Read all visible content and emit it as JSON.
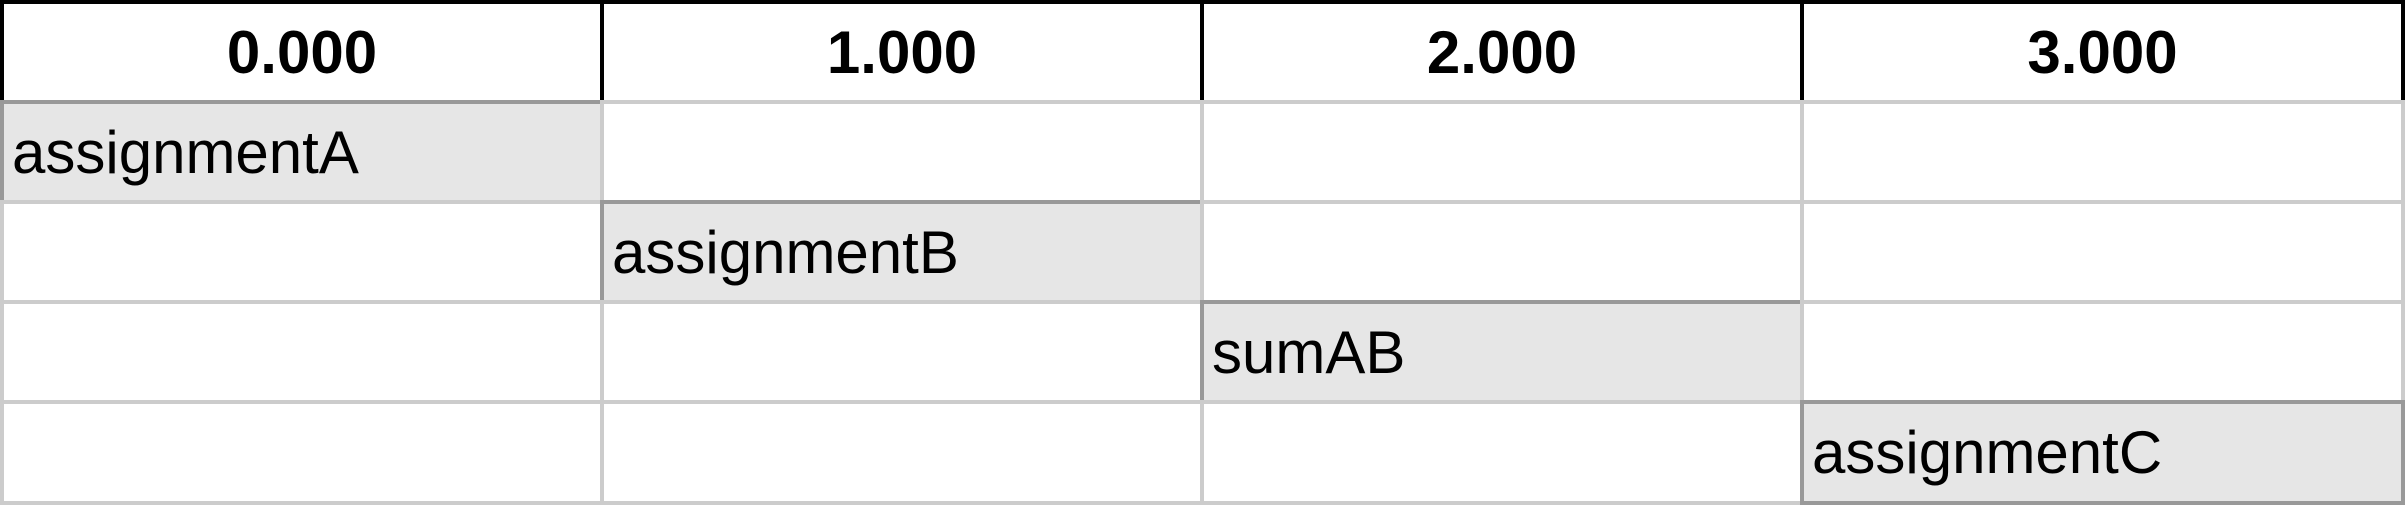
{
  "header": {
    "columns": [
      "0.000",
      "1.000",
      "2.000",
      "3.000"
    ]
  },
  "tasks": [
    {
      "label": "assignmentA",
      "start": 0,
      "row": 1
    },
    {
      "label": "assignmentB",
      "start": 1,
      "row": 2
    },
    {
      "label": "sumAB",
      "start": 2,
      "row": 3
    },
    {
      "label": "assignmentC",
      "start": 3,
      "row": 4
    }
  ],
  "colors": {
    "header_border": "#000000",
    "grid_line": "#cccccc",
    "task_fill": "#e6e6e6",
    "task_border": "#999999"
  }
}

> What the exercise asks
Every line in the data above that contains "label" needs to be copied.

> Task solution
      "label": "assignmentA",
      "label": "assignmentB",
      "label": "sumAB",
      "label": "assignmentC",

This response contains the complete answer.